(Items from an interface collection)
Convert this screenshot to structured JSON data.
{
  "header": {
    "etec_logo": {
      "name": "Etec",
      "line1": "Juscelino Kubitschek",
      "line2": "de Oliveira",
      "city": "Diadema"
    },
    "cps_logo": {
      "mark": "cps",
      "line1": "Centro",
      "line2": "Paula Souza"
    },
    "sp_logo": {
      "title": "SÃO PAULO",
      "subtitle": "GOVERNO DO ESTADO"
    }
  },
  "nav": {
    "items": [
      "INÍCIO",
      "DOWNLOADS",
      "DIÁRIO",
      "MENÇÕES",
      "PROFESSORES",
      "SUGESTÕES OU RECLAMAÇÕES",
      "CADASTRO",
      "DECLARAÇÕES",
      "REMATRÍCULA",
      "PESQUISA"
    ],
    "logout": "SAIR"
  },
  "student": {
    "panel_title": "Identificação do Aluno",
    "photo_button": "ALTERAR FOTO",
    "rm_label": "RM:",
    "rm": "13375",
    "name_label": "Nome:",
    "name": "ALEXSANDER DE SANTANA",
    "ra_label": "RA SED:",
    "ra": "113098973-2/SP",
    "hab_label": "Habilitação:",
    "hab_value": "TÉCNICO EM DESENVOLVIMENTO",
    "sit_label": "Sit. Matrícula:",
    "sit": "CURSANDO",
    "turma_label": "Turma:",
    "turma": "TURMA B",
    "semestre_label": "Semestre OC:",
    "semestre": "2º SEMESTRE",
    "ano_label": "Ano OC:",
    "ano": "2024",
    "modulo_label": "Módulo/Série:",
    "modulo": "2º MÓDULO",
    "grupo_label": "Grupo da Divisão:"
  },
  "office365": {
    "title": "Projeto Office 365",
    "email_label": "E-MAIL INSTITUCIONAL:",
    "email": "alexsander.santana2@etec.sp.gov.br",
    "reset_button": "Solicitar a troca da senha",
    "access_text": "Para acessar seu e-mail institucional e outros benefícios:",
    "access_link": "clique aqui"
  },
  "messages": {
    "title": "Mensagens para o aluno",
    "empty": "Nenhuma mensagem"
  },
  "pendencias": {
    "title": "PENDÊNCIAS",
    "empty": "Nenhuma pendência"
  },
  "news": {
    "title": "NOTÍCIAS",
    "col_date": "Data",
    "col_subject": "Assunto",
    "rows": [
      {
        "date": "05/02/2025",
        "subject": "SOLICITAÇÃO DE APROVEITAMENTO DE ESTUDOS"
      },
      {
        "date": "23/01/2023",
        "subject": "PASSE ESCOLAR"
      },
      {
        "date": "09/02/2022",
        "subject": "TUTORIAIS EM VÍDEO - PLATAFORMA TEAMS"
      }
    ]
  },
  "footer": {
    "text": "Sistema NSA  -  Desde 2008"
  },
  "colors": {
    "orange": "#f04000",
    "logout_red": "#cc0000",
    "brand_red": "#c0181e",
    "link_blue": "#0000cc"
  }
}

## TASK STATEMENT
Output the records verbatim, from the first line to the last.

## SOLVED PROBLEM
Convert this screenshot to structured JSON data.
{
  "header": {
    "etec_logo": {
      "name": "Etec",
      "line1": "Juscelino Kubitschek",
      "line2": "de Oliveira",
      "city": "Diadema"
    },
    "cps_logo": {
      "mark": "cps",
      "line1": "Centro",
      "line2": "Paula Souza"
    },
    "sp_logo": {
      "title": "SÃO PAULO",
      "subtitle": "GOVERNO DO ESTADO"
    }
  },
  "nav": {
    "items": [
      "INÍCIO",
      "DOWNLOADS",
      "DIÁRIO",
      "MENÇÕES",
      "PROFESSORES",
      "SUGESTÕES OU RECLAMAÇÕES",
      "CADASTRO",
      "DECLARAÇÕES",
      "REMATRÍCULA",
      "PESQUISA"
    ],
    "logout": "SAIR"
  },
  "student": {
    "panel_title": "Identificação do Aluno",
    "photo_button": "ALTERAR FOTO",
    "rm_label": "RM:",
    "rm": "13375",
    "name_label": "Nome:",
    "name": "ALEXSANDER DE SANTANA",
    "ra_label": "RA SED:",
    "ra": "113098973-2/SP",
    "hab_label": "Habilitação:",
    "hab_value": "TÉCNICO EM DESENVOLVIMENTO",
    "sit_label": "Sit. Matrícula:",
    "sit": "CURSANDO",
    "turma_label": "Turma:",
    "turma": "TURMA B",
    "semestre_label": "Semestre OC:",
    "semestre": "2º SEMESTRE",
    "ano_label": "Ano OC:",
    "ano": "2024",
    "modulo_label": "Módulo/Série:",
    "modulo": "2º MÓDULO",
    "grupo_label": "Grupo da Divisão:"
  },
  "office365": {
    "title": "Projeto Office 365",
    "email_label": "E-MAIL INSTITUCIONAL:",
    "email": "alexsander.santana2@etec.sp.gov.br",
    "reset_button": "Solicitar a troca da senha",
    "access_text": "Para acessar seu e-mail institucional e outros benefícios:",
    "access_link": "clique aqui"
  },
  "messages": {
    "title": "Mensagens para o aluno",
    "empty": "Nenhuma mensagem"
  },
  "pendencias": {
    "title": "PENDÊNCIAS",
    "empty": "Nenhuma pendência"
  },
  "news": {
    "title": "NOTÍCIAS",
    "col_date": "Data",
    "col_subject": "Assunto",
    "rows": [
      {
        "date": "05/02/2025",
        "subject": "SOLICITAÇÃO DE APROVEITAMENTO DE ESTUDOS"
      },
      {
        "date": "23/01/2023",
        "subject": "PASSE ESCOLAR"
      },
      {
        "date": "09/02/2022",
        "subject": "TUTORIAIS EM VÍDEO - PLATAFORMA TEAMS"
      }
    ]
  },
  "footer": {
    "text": "Sistema NSA  -  Desde 2008"
  },
  "colors": {
    "orange": "#f04000",
    "logout_red": "#cc0000",
    "brand_red": "#c0181e",
    "link_blue": "#0000cc"
  }
}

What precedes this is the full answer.